The engine crankshaft rotated, with compression noted in all cylinders. Valve train and accessory gear continuity was established. Both magnetos were tested with their respective ignition lead harnesses and produced strong sparks in firing order with hand rotation. The engine was completely disassembled, with no discrepancies noted. A complete report of the examination is appended.
Complete control system continuity was established from the control surfaces to the cockpit controls within the airframe.
The cabin heat muff was intact, with no evidence of exhaust gas leakage.
The propeller displayed leading edge damage, cordwise striations and blade tip end twist deformation opposite the cambered side.
The airframe was schematically laid out for review of the damage patterns. From a mid door point, the forward portion of the fuselage was extensively fragmented. The firewall, with engine attached, was separated from the structure, as was the instrument panel. Both wings were separated from the cabin carry-through member. The left wing was intact in a spanwise direction, with the tip end crushed rearward on a 45-degree axis over the outboard 3 feet. Leading edge crush was observed on the inboard 6 feet of the left wing, with brown-greenish organic material transfer noted to the damaged areas. The right wing was extensively fragmented, with large 30-inch diameter semicircular indentations crushed rearward to the main spar area. Organic material transfer similar to the left wing was observed in the damaged areas of the right wing. The axis of all crush deformation on the wing leading edges was observed to be roughly perpendicular to the wing cord line.
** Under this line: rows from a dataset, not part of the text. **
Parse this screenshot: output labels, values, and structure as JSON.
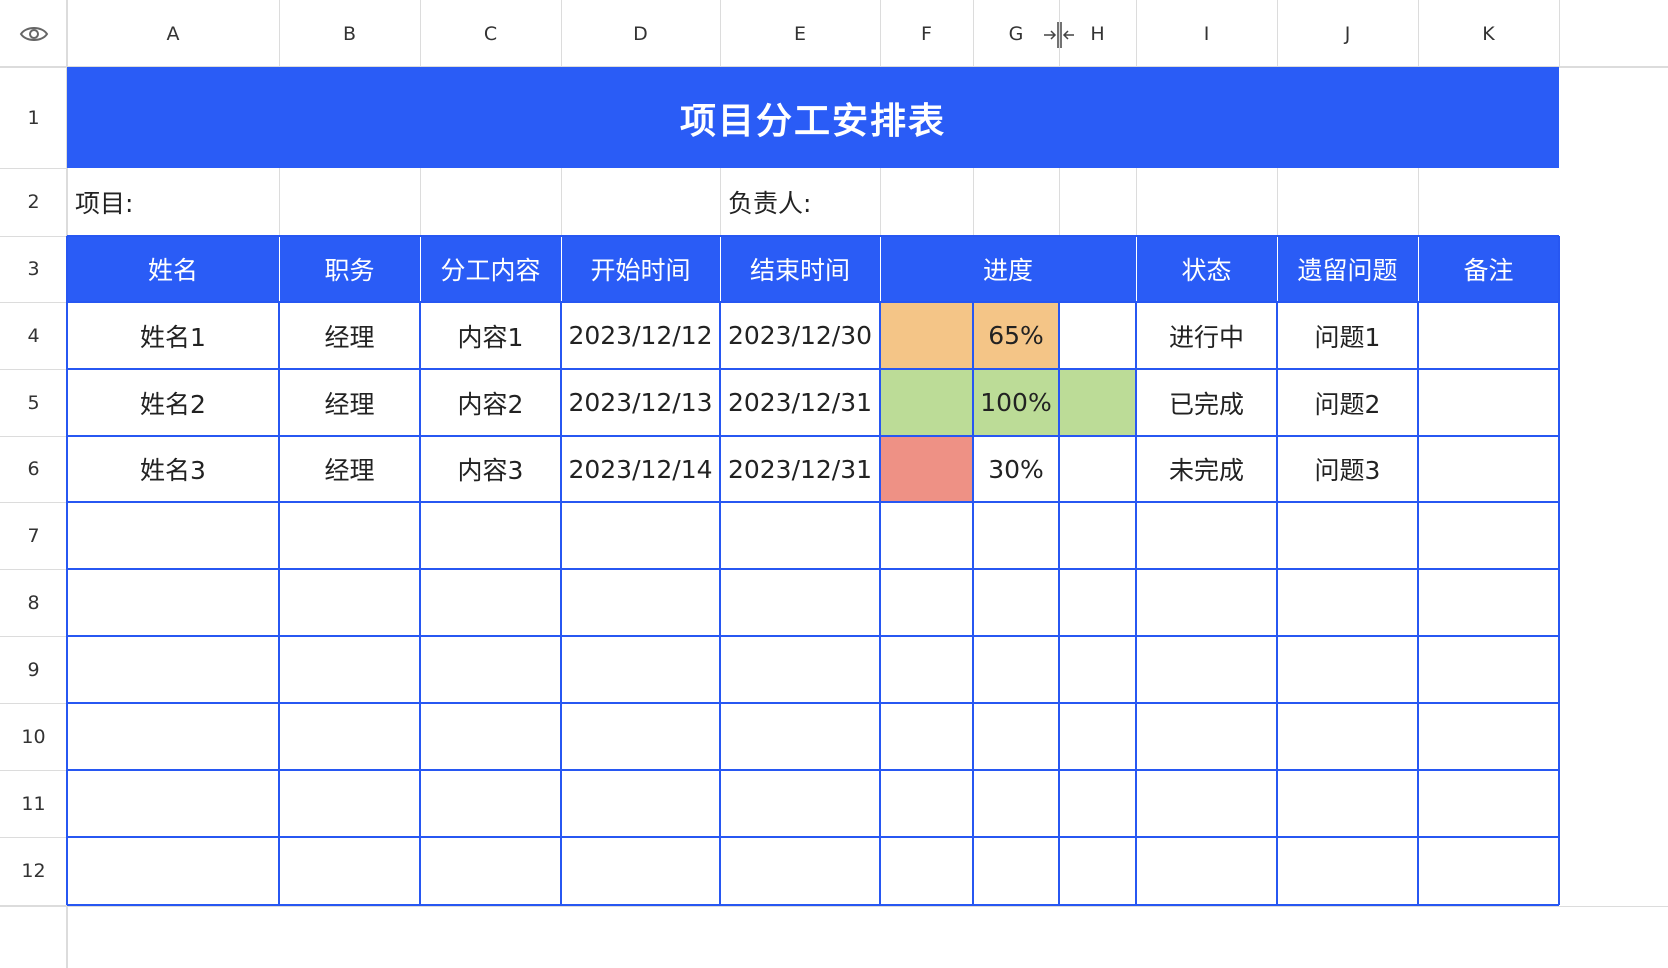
{
  "column_headers": [
    "A",
    "B",
    "C",
    "D",
    "E",
    "F",
    "G",
    "H",
    "I",
    "J",
    "K"
  ],
  "row_headers": [
    "1",
    "2",
    "3",
    "4",
    "5",
    "6",
    "7",
    "8",
    "9",
    "10",
    "11",
    "12"
  ],
  "toolbar": {
    "visibility_icon": "eye-icon",
    "resize_icon": "column-resize-icon"
  },
  "title": "项目分工安排表",
  "meta": {
    "project_label": "项目:",
    "owner_label": "负责人:"
  },
  "table_headers": [
    "姓名",
    "职务",
    "分工内容",
    "开始时间",
    "结束时间",
    "进度",
    "状态",
    "遗留问题",
    "备注"
  ],
  "rows": [
    {
      "name": "姓名1",
      "role": "经理",
      "content": "内容1",
      "start": "2023/12/12",
      "end": "2023/12/30",
      "progress_pct": 65,
      "progress_label": "65%",
      "status": "进行中",
      "issue": "问题1",
      "note": ""
    },
    {
      "name": "姓名2",
      "role": "经理",
      "content": "内容2",
      "start": "2023/12/13",
      "end": "2023/12/31",
      "progress_pct": 100,
      "progress_label": "100%",
      "status": "已完成",
      "issue": "问题2",
      "note": ""
    },
    {
      "name": "姓名3",
      "role": "经理",
      "content": "内容3",
      "start": "2023/12/14",
      "end": "2023/12/31",
      "progress_pct": 30,
      "progress_label": "30%",
      "status": "未完成",
      "issue": "问题3",
      "note": ""
    }
  ],
  "colors": {
    "header_blue": "#2a5cf6",
    "progress_orange": "#f4c587",
    "progress_green": "#bcdc97",
    "progress_red": "#ee9185"
  }
}
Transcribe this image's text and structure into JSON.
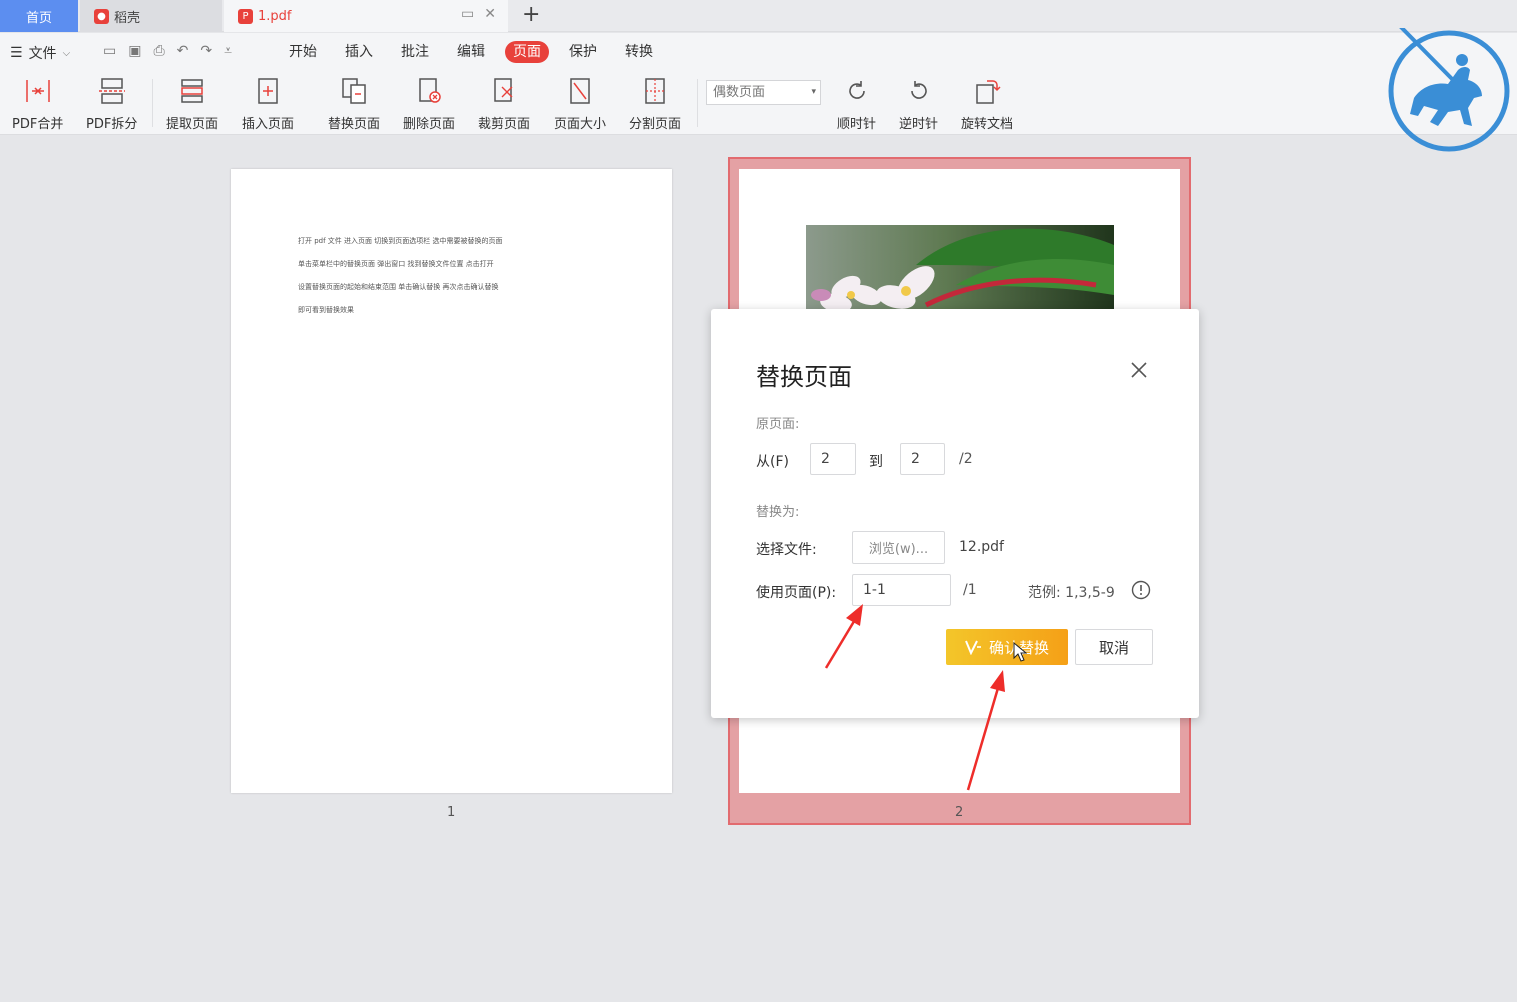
{
  "tabs": {
    "home": "首页",
    "docer": "稻壳",
    "pdf": "1.pdf",
    "add": "+"
  },
  "menu": {
    "file": "文件",
    "tabs": [
      "开始",
      "插入",
      "批注",
      "编辑",
      "页面",
      "保护",
      "转换"
    ],
    "active_tab": "页面"
  },
  "toolbar": {
    "merge": "PDF合并",
    "split": "PDF拆分",
    "extract": "提取页面",
    "insert": "插入页面",
    "replace": "替换页面",
    "delete": "删除页面",
    "crop": "裁剪页面",
    "page_size": "页面大小",
    "divide": "分割页面",
    "page_select": "偶数页面",
    "clockwise": "顺时针",
    "counterclockwise": "逆时针",
    "rotate_doc": "旋转文档"
  },
  "page1": {
    "lines": [
      "打开 pdf 文件   进入页面   切换到页面选项栏   选中需要被替换的页面",
      "单击菜单栏中的替换页面   弹出窗口   找到替换文件位置   点击打开",
      "设置替换页面的起始和结束范围   单击确认替换   再次点击确认替换",
      "即可看到替换效果"
    ],
    "number": "1"
  },
  "page2": {
    "number": "2"
  },
  "dialog": {
    "title": "替换页面",
    "original_section": "原页面:",
    "from_label": "从(F)",
    "from_value": "2",
    "to_label": "到",
    "to_value": "2",
    "total": "/2",
    "replace_section": "替换为:",
    "choose_file_label": "选择文件:",
    "browse_label": "浏览(w)...",
    "file_name": "12.pdf",
    "use_pages_label": "使用页面(P):",
    "use_pages_value": "1-1",
    "use_pages_total": "/1",
    "example": "范例:  1,3,5-9",
    "confirm_label": "确认替换",
    "cancel_label": "取消"
  },
  "colors": {
    "accent_red": "#e8413b",
    "home_tab_blue": "#5c8ef0",
    "confirm_yellow": "#f5b01f",
    "selection_pink": "#e4a1a4"
  }
}
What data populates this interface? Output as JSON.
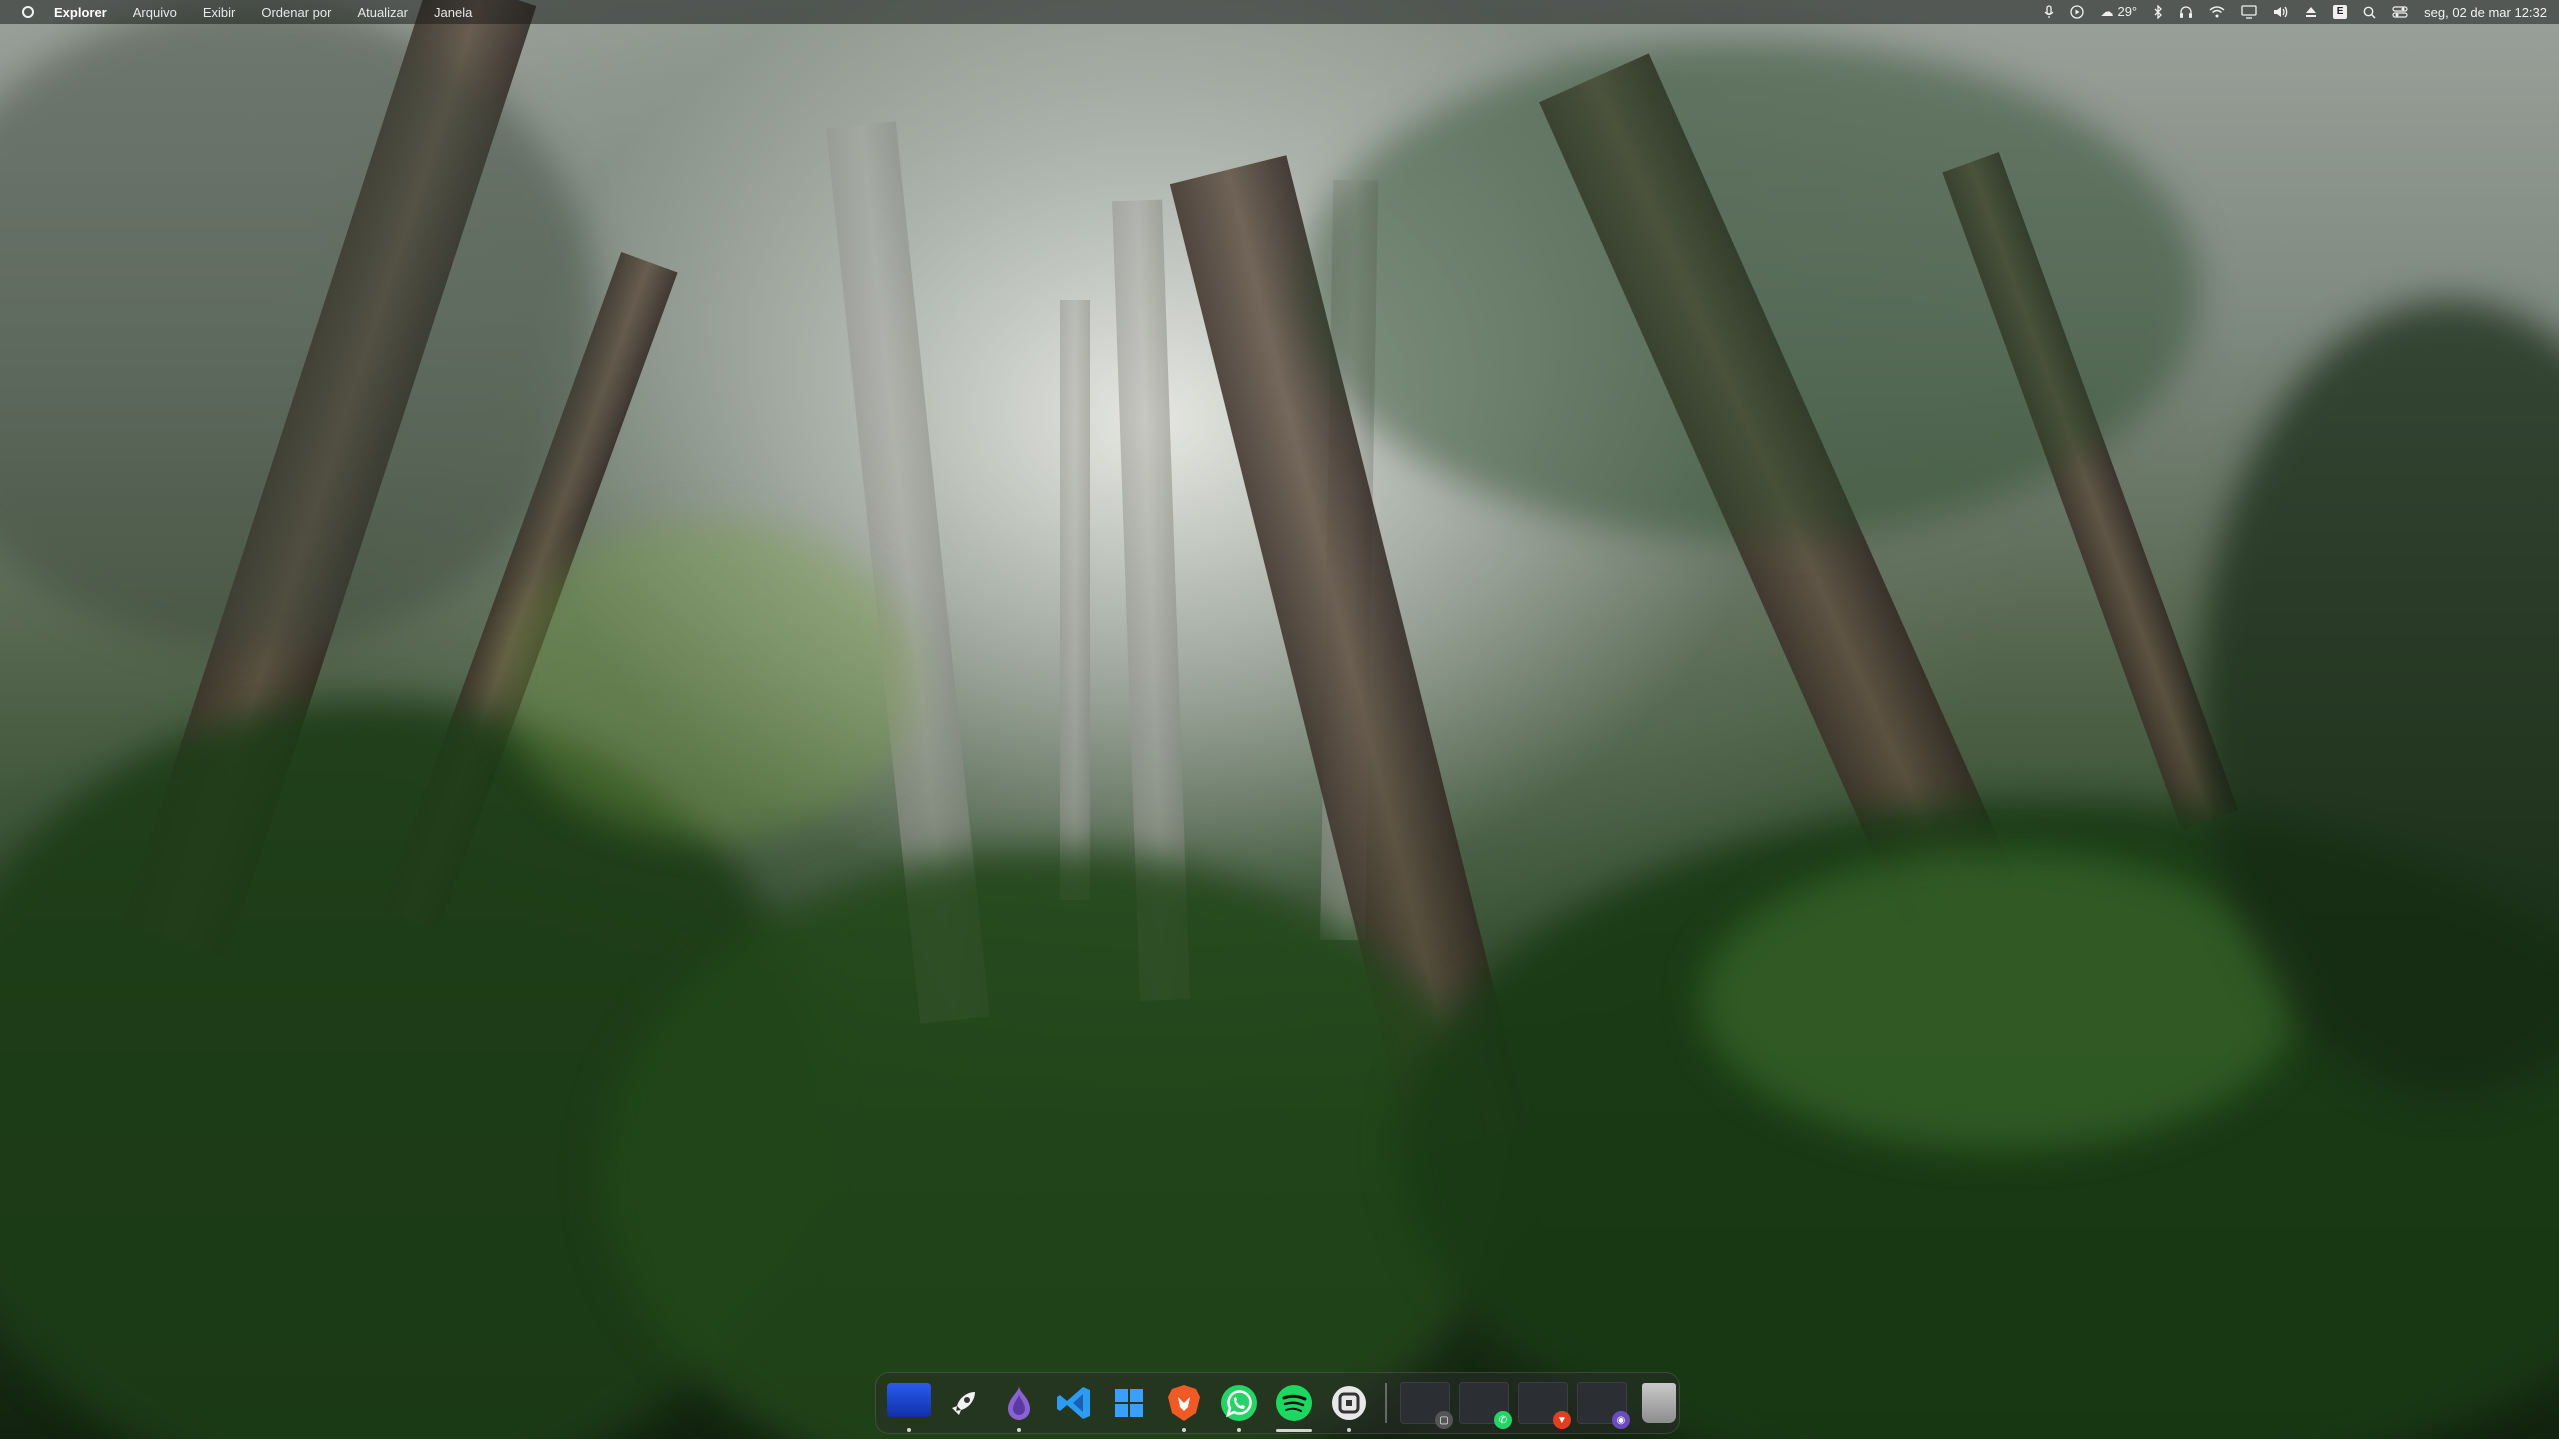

All control surfaces and balance weights remained attached to their respective structures.
MEDICAL AND PATHOLOGICAL INFORMATION
According to the Monterey County Coroner, both occupants sustained fatal injuries in the accident. No suitable tissue or fluid specimens were available for toxicological tests.
The aircraft wreckage was released to a representative of the registered owner on August 19, 1996, at the conclusion of the airframe and engine examinations. When last seen, the wreckage was located the facilities of Plain Parts, Pleasant Grove, California.